▶ RECORDS TO USE:
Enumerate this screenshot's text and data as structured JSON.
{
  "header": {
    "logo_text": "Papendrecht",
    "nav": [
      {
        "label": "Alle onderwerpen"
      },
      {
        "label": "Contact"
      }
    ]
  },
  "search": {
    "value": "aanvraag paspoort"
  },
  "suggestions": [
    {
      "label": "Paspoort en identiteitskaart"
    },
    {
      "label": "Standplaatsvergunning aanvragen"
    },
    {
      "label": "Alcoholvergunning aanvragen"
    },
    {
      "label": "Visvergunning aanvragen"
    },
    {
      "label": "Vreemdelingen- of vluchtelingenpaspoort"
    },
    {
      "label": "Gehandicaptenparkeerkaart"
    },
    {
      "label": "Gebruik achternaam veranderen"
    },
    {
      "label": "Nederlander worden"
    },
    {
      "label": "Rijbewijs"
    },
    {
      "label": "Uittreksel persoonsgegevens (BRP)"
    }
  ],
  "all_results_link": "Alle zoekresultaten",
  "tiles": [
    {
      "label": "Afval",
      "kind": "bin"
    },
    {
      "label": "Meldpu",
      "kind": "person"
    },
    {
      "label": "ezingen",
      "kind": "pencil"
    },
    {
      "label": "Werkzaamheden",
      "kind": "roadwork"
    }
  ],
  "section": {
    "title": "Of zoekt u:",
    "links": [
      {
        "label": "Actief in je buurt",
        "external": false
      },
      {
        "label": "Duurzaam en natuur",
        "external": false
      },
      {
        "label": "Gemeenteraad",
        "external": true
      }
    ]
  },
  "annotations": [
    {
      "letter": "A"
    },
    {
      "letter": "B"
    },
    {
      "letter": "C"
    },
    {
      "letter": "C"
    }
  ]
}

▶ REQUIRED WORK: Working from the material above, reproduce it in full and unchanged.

▶ RESPONSE TO THIS EXERCISE:
Enumerate this screenshot's text and data as structured JSON.
{
  "header": {
    "logo_text": "Papendrecht",
    "nav": [
      {
        "label": "Alle onderwerpen"
      },
      {
        "label": "Contact"
      }
    ]
  },
  "search": {
    "value": "aanvraag paspoort"
  },
  "suggestions": [
    {
      "label": "Paspoort en identiteitskaart"
    },
    {
      "label": "Standplaatsvergunning aanvragen"
    },
    {
      "label": "Alcoholvergunning aanvragen"
    },
    {
      "label": "Visvergunning aanvragen"
    },
    {
      "label": "Vreemdelingen- of vluchtelingenpaspoort"
    },
    {
      "label": "Gehandicaptenparkeerkaart"
    },
    {
      "label": "Gebruik achternaam veranderen"
    },
    {
      "label": "Nederlander worden"
    },
    {
      "label": "Rijbewijs"
    },
    {
      "label": "Uittreksel persoonsgegevens (BRP)"
    }
  ],
  "all_results_link": "Alle zoekresultaten",
  "tiles": [
    {
      "label": "Afval",
      "kind": "bin"
    },
    {
      "label": "Meldpu",
      "kind": "person"
    },
    {
      "label": "ezingen",
      "kind": "pencil"
    },
    {
      "label": "Werkzaamheden",
      "kind": "roadwork"
    }
  ],
  "section": {
    "title": "Of zoekt u:",
    "links": [
      {
        "label": "Actief in je buurt",
        "external": false
      },
      {
        "label": "Duurzaam en natuur",
        "external": false
      },
      {
        "label": "Gemeenteraad",
        "external": true
      }
    ]
  },
  "annotations": [
    {
      "letter": "A"
    },
    {
      "letter": "B"
    },
    {
      "letter": "C"
    },
    {
      "letter": "C"
    }
  ]
}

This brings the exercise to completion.